“I’m taking a space that I have and building what is essentially a high tech growing facility that I’ve learned [how to create] more or less from the chat here on Twitch,” TheBudLab told Kotaku over a Discord voice call, comparing the construction of a DIY growing setup to the process of building a gaming PC. “So I think there’s a lot of people who come because they realize that they share the same passion as we do. One thing we push on our stream is ‘Never smoke alone.’ Any time you feel down or want to have a break, there’s someone always in the chat.”
LillyPain , a New England-based streamer who was prescribed cannabis to offset severe seizures after more traditional medication failed, thinks the communal element is a byproduct of cannabis’ history as a heavily policed substance.

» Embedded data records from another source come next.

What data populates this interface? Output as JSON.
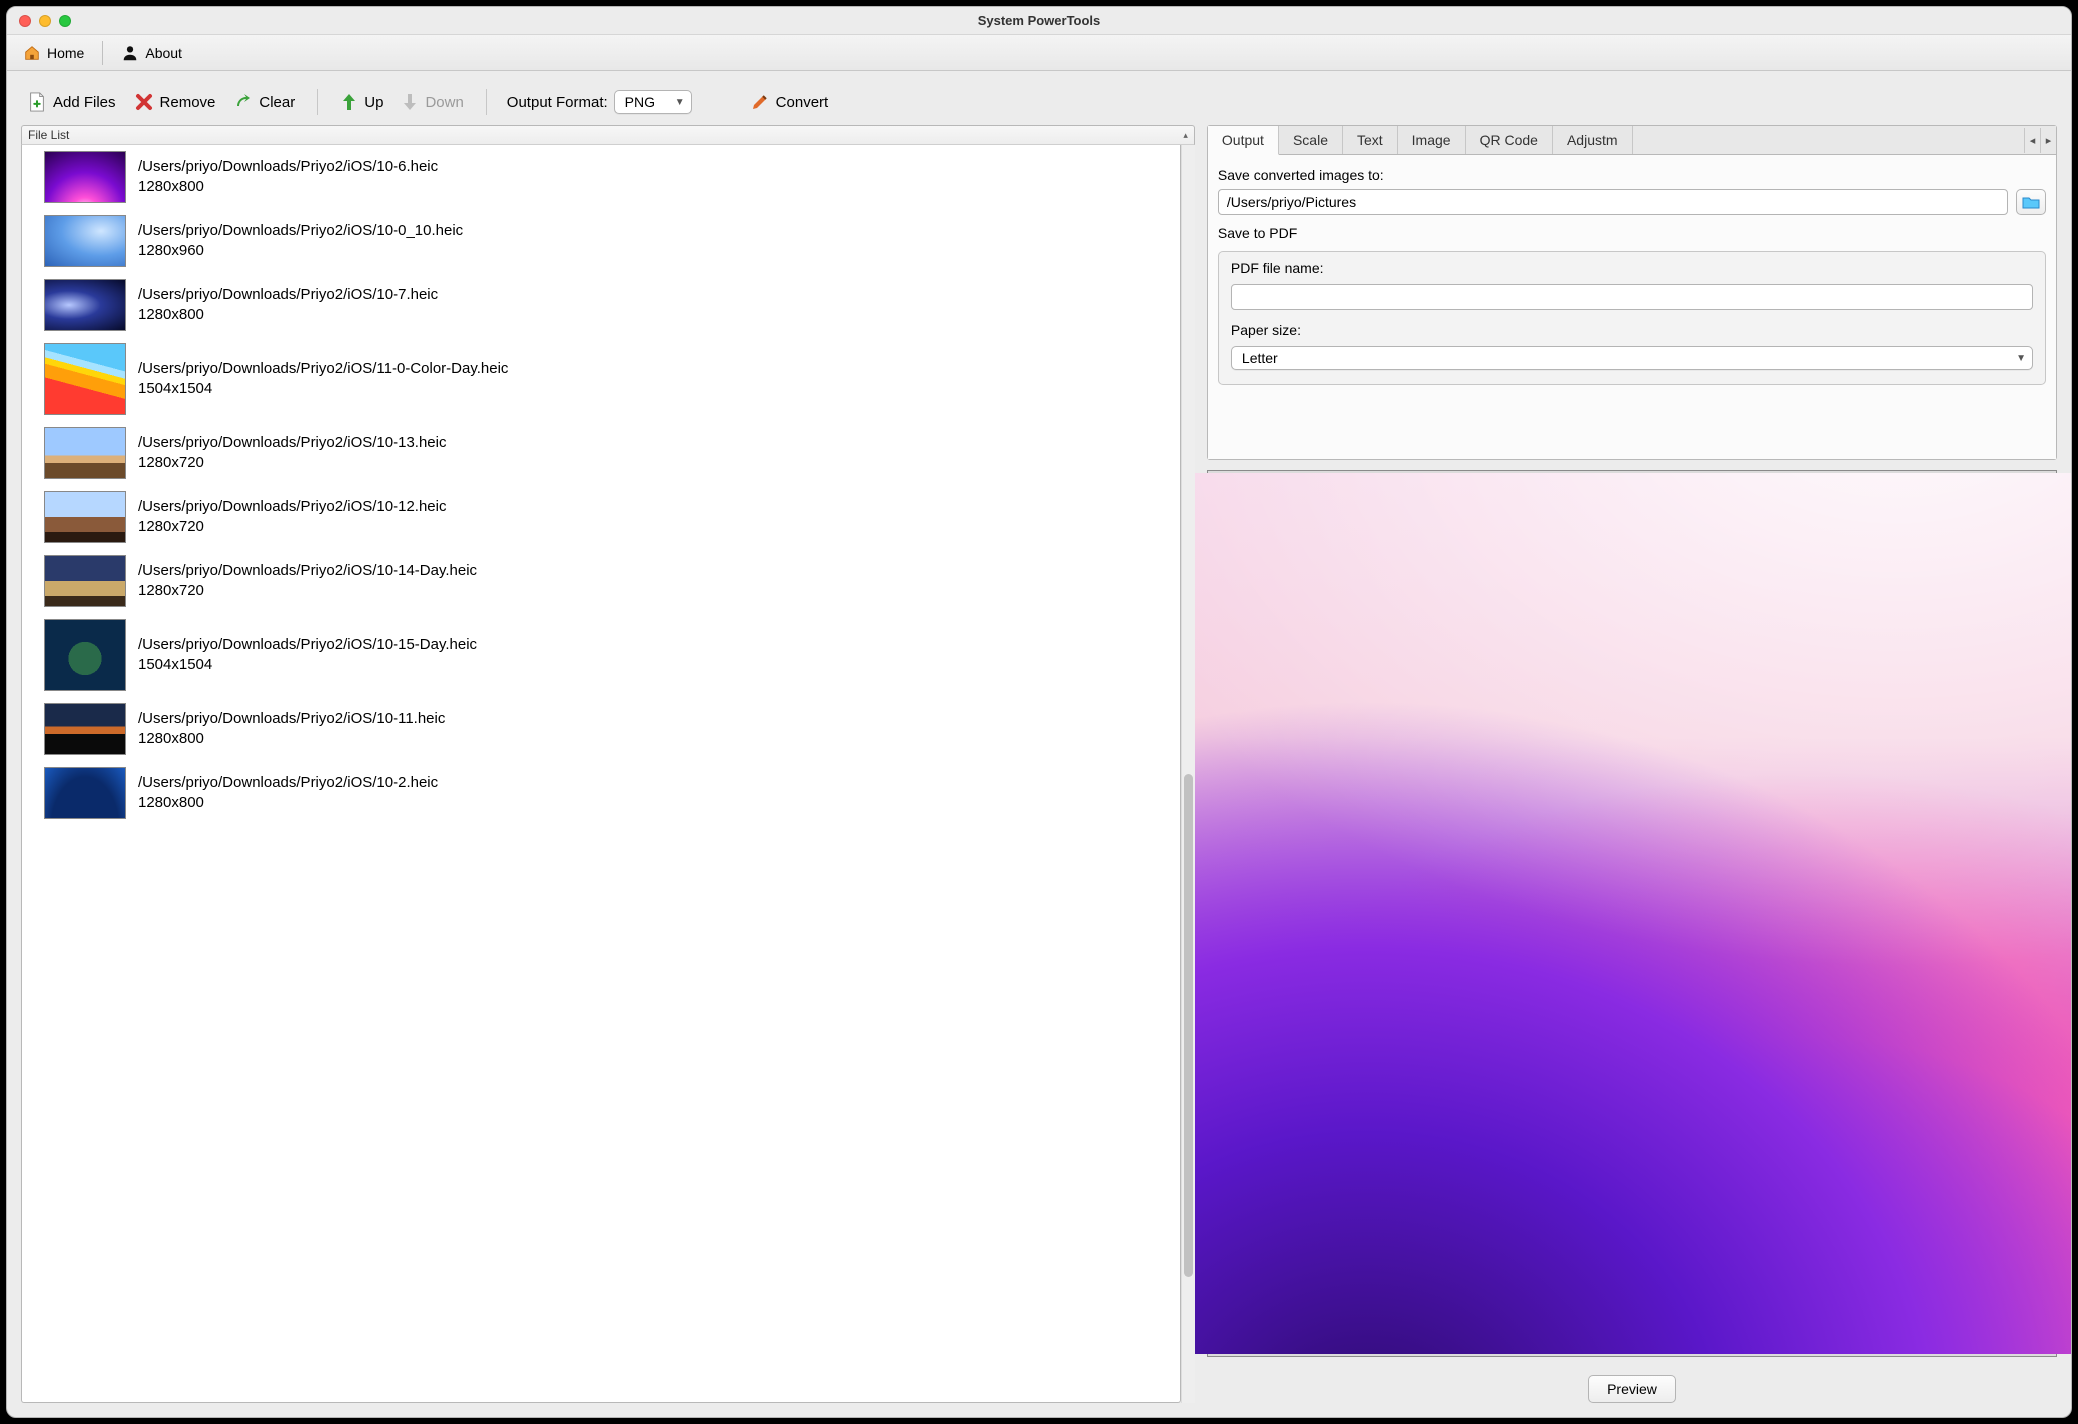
{
  "window": {
    "title": "System PowerTools"
  },
  "menubar": {
    "home": "Home",
    "about": "About"
  },
  "toolbar": {
    "add_files": "Add Files",
    "remove": "Remove",
    "clear": "Clear",
    "up": "Up",
    "down": "Down",
    "output_format_label": "Output Format:",
    "output_format_value": "PNG",
    "convert": "Convert"
  },
  "filelist_header": "File List",
  "files": [
    {
      "path": "/Users/priyo/Downloads/Priyo2/iOS/10-6.heic",
      "dims": "1280x800"
    },
    {
      "path": "/Users/priyo/Downloads/Priyo2/iOS/10-0_10.heic",
      "dims": "1280x960"
    },
    {
      "path": "/Users/priyo/Downloads/Priyo2/iOS/10-7.heic",
      "dims": "1280x800"
    },
    {
      "path": "/Users/priyo/Downloads/Priyo2/iOS/11-0-Color-Day.heic",
      "dims": "1504x1504"
    },
    {
      "path": "/Users/priyo/Downloads/Priyo2/iOS/10-13.heic",
      "dims": "1280x720"
    },
    {
      "path": "/Users/priyo/Downloads/Priyo2/iOS/10-12.heic",
      "dims": "1280x720"
    },
    {
      "path": "/Users/priyo/Downloads/Priyo2/iOS/10-14-Day.heic",
      "dims": "1280x720"
    },
    {
      "path": "/Users/priyo/Downloads/Priyo2/iOS/10-15-Day.heic",
      "dims": "1504x1504"
    },
    {
      "path": "/Users/priyo/Downloads/Priyo2/iOS/10-11.heic",
      "dims": "1280x800"
    },
    {
      "path": "/Users/priyo/Downloads/Priyo2/iOS/10-2.heic",
      "dims": "1280x800"
    }
  ],
  "tabs": {
    "items": [
      "Output",
      "Scale",
      "Text",
      "Image",
      "QR Code",
      "Adjustm"
    ],
    "active_index": 0
  },
  "output_panel": {
    "save_to_label": "Save converted images to:",
    "save_to_value": "/Users/priyo/Pictures",
    "save_to_pdf_label": "Save to PDF",
    "pdf_filename_label": "PDF file name:",
    "pdf_filename_value": "",
    "paper_size_label": "Paper size:",
    "paper_size_value": "Letter"
  },
  "preview_button": "Preview"
}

“I mean, look out in California,” she said to Kotaku over a Discord voice call. “The biggest grows you’re gonna see are all ‘grow ops,’ because the only way to grow massive amounts is to get so many med cards together that that’s what it is. They forced us to be communal. How many people had their first smoke from a friend who got it from a who got it from a friend in college or something?”Twitch’s gardening section contains multitudes. Some people broadcast apple orchards. Others build birdhouses. Others play Stardew Valley. But at most times of the day, those streams are crowded out by one of the most instantly recognizable plants on earth: the seven-armed starfish, Beelzebub’s kale salad, other names I didn’t just make up. I speak, of course, about weed. ]]>